Follow Form Coverage Does Not Always Follow Form

This case also highlights the discrepancies that can sometimes arise between different layers of insurance. Although the primary insurer defended under a reservation of rights and subsequently paid its share of the judgment, the excess insurer disputed coverage based on the sexual assault exclusion. The court’s decision does not specify whether the primary insurance policy included a sexual assault exclusion, but does note that the primary insurer defended under a reservation of rights. Assuming that the primary policy did not incorporate a sexual assault exclusion, the policyholder could have avoided the coverage with its excess insurer by ensuring that its excess policy followed the primary policy form without any additional exclusions. Although there are exceptions to every rule, policyholders rarely benefit from excess coverage that is more restrictive than their primary coverage. Commercial policyholders should carefully review their coverage towers to ensure that their insurance protection is coordinated across the primary and excess layers.

Past Insurer Cooperation Does Not Guarantee an Insurance Recovery

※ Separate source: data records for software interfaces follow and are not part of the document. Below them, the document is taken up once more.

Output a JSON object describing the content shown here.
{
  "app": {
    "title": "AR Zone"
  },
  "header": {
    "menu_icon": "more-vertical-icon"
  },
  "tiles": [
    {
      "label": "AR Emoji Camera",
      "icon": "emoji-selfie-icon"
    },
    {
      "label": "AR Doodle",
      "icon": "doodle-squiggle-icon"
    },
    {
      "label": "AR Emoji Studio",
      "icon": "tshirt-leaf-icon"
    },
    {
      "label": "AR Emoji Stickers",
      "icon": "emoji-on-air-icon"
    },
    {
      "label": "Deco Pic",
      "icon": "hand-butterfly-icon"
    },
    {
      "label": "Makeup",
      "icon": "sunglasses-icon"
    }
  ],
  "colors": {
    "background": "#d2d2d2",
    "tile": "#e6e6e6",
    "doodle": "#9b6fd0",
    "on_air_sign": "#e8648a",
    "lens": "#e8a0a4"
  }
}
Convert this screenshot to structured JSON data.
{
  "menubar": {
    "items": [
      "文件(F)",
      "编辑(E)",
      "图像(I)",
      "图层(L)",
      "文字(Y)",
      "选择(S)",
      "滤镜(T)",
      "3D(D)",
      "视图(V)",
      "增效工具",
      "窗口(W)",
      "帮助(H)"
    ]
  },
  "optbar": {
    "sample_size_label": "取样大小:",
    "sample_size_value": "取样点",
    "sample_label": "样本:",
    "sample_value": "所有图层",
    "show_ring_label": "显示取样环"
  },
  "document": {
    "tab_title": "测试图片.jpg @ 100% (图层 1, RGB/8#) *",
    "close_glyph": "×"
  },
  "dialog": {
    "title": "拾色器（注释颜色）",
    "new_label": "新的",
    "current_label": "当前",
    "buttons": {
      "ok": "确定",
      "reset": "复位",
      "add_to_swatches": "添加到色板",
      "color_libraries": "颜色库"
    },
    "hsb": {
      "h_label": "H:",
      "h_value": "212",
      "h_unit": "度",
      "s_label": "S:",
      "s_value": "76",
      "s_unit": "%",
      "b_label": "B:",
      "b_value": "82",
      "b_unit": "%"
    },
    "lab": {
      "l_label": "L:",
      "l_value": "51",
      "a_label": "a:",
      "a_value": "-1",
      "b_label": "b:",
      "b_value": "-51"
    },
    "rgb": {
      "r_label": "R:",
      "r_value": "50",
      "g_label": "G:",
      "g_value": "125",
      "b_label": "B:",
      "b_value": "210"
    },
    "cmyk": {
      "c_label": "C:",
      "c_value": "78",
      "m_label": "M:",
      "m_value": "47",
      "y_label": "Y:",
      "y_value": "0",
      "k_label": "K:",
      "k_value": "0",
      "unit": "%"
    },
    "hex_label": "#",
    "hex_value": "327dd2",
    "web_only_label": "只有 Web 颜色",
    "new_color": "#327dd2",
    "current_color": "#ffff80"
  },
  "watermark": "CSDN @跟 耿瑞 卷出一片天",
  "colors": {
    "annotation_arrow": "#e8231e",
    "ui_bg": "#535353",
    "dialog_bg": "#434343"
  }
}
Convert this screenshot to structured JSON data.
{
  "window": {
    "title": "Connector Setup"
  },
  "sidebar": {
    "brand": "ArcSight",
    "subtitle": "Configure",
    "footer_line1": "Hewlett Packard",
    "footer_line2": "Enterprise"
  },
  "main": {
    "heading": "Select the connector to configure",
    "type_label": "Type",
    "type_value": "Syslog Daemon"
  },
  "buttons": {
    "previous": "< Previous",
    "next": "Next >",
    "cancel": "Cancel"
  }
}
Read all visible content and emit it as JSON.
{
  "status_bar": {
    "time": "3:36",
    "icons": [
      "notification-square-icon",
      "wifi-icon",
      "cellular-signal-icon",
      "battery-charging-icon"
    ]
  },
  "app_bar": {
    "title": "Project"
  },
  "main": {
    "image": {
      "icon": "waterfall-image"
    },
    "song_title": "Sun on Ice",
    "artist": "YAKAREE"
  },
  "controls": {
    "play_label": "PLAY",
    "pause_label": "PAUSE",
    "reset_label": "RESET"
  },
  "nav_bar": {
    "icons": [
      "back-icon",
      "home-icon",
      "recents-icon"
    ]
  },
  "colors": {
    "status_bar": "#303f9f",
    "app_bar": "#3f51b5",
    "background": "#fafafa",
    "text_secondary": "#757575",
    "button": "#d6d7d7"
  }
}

Finally, an insurer’s cooperation in the defense of an underlying claim does not preclude that insurer from later disputing coverage, especially when the insurer issues a reservation of rights letter. Disputes can arise despite an ongoing business relationship between the policyholder and the insurer. In this case, the excess insurer received prompt and proper notice of the claim, monitored the litigation through the first trial, consented to a defense strategy, actively participated in the defense of the second trial, and then denied coverage only after the second trial. These events underscore the need to proceed carefully when seeking insurance coverage. The outcome in this case may not have been the same if the policyholder had not complied with its notice obligations and involved the excess insurer in the underlying case.